The growing ubiquity of electronic media and the almost total absence of cost in mass distributions of direct marketing have exacerbated the problem of the increasing intrusion of direct marketing into the privacy of citizens. The Author proposes utilization of a microeconomic social welfare analysis to guide policymakers in determining what forms of direct media should be regulated and what the most effective forms of regulation are likely to be. Sending and receiving costs provide the key factors in determining the extent of the “welfare-reducing marketing” and “marketing aversions,” but the Author points to a number of other factors as well, including impact on third parties, impact of economic and technological factors, and changes in volume and targeting in traditional channels. The Author’s analysis suggests that increasing the receiver’s ability to process information by imposing labeling requirements on distributors could increase welfare without having to resort to the more sweeping and inefficient opt-in or opt-out programs. Many of these solutions can be effectuated by industry and, thus, do not necessarily require government intervention. In the absence of effective industry-based solutions, the Author contends that a complete ban on direct marketing may be required in the electronic media in particular.
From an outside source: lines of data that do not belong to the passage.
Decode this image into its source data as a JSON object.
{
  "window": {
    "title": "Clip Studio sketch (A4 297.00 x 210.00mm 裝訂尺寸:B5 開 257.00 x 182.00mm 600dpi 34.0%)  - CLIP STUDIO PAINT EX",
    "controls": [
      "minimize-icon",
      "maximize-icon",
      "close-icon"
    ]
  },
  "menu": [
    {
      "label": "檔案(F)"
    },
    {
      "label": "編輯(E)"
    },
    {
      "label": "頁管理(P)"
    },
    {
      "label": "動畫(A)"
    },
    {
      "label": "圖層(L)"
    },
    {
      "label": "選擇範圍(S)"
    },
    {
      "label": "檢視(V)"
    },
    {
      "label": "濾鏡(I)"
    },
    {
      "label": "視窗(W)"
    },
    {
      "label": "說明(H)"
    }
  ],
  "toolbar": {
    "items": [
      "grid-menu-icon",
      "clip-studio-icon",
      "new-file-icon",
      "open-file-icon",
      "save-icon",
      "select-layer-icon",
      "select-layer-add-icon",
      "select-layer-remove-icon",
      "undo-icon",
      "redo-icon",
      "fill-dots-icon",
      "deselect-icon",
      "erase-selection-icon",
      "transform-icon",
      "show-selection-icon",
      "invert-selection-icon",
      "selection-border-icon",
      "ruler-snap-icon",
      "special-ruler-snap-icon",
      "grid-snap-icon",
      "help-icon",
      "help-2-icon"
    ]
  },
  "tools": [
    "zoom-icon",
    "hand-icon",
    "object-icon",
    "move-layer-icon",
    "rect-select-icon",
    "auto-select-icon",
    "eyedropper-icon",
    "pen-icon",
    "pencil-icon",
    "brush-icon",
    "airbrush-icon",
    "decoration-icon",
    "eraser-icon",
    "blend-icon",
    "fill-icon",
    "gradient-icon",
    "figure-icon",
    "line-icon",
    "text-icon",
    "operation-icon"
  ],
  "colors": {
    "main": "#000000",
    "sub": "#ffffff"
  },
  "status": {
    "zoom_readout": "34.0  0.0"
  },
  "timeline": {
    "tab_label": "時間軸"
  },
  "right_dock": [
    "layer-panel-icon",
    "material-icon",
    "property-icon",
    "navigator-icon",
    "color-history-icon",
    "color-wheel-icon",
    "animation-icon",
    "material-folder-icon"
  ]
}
Rethinking Advertising Aimed at Children
By William A. Ramsey
In 1990, Congress passed the Children’s Television Act (“CTA”), which directed the FCC to establish standards for broadcasters regarding the amount of children’s programming aired and to enforce limits on the amount of commercial time aired during children’s programming. The limits are meant to protect children from various harms caused by advertising aimed at children. This Note examines the constitutionality and the effectiveness of these commercial limits. The Note concludes that while the CTA’s commercial limits are probably constitutional under the Court’s test for regulations of commercial speech, the limits do not provide children with adequate protection from the harms of advertising. The Note suggests several changes that should be made in the regulation of advertising aimed at children. Most importantly, the Note argues that the focus of the regulation should shift from limiting the amount of commercial material viewed by children to reducing the misleading nature of advertising aimed at children. The Note argues that the suggested content-based regulation would be constitutional under the Court’s test for regulation of commercial speech and would more effectively protect children from the harms of advertising than the current regulation.
A Practitioner’s View of Broadcaster Power
By Andrew J. Siegel
A Review of J. H. Snider’s Speak Softly and Carry a Big Stick: How Local TV Broadcasters Exert Political Power, iUniverse, Inc. 2005. Assistant General Counsel for CBS Andrew J. Siegel reviews this critique of the spectrum award given to television stations as part of The Telecommunications Act of 1996. Using a principal-agent theory, this book examines the complicated relationship between politicians, local television broadcasters, and the U.S. public in an attempt to explain why television broadcasters received the additional spectrum.
Web Exclusive: Response of J. H. Snider to the Siegel Book Review